One Final Thought: If you thought the Devils leaned hard on their veteran defensemen - like with Zidlicky playing 29:15 - then check out Chicago's blueline. They iced seven defensemen and three of them played less than 10 minutes. Steve Montador returned to action to only play 4:20; Sean O'Donnell played 7:54; and Dylan Olsen got 6:46. Yes, tonight, the Devils saw Seabrook and Johnny Oduya play a bit over 29 minutes tonight while Nick Leddy got over 22 and Hjalmarsson got over 26. With this in mind, it's frustrating the Devils couldn't keep possession enough to really test their fatigue. Sure, they're not bad defensemen in general (Seabrook's a monster) and they had good games tonight. In retrospect, it wasn't just my imagination that I kept seeing #7 and #27 over and over.
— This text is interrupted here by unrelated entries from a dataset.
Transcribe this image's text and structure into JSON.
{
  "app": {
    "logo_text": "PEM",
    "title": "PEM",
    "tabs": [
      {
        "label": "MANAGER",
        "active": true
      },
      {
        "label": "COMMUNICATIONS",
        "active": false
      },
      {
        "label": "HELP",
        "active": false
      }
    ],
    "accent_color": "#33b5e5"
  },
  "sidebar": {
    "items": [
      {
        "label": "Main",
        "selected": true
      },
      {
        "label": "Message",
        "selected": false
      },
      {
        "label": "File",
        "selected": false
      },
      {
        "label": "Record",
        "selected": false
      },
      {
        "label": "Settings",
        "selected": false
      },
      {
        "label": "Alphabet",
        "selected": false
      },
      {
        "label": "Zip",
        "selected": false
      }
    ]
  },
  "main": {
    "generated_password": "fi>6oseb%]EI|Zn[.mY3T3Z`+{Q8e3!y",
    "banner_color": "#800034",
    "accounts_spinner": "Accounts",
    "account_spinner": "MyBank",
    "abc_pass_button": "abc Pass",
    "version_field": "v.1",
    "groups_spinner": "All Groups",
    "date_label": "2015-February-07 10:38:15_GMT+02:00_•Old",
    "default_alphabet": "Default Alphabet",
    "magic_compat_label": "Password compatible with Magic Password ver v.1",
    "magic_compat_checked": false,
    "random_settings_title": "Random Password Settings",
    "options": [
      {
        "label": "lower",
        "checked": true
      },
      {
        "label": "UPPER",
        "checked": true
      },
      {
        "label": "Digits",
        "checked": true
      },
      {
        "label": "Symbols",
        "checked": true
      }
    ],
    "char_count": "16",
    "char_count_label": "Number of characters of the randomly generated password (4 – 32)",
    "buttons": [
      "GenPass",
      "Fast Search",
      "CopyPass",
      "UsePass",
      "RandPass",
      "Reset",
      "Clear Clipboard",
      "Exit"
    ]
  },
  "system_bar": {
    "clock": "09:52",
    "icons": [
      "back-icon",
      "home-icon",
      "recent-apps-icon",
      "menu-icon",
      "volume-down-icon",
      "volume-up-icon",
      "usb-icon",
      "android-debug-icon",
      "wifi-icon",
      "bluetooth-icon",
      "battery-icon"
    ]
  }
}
That's my take on tonight's game. What about yours? How impressed were you with Martin Brodeur? Why do you think Chicago just bossed the Devils around after the first period? What did you make of Peter Harrold's performance? Did you like any Devils skater tonight? Who disappointed you the most? What do you want the Devils to learn from this game going into their next game on Thursday? Please leave your answers and other thoughts on tonight's shootout win in the comments. Thanks to everyone who commented in the Gamethread as well as those who follow @InLouWeTrust. Thank you for reading.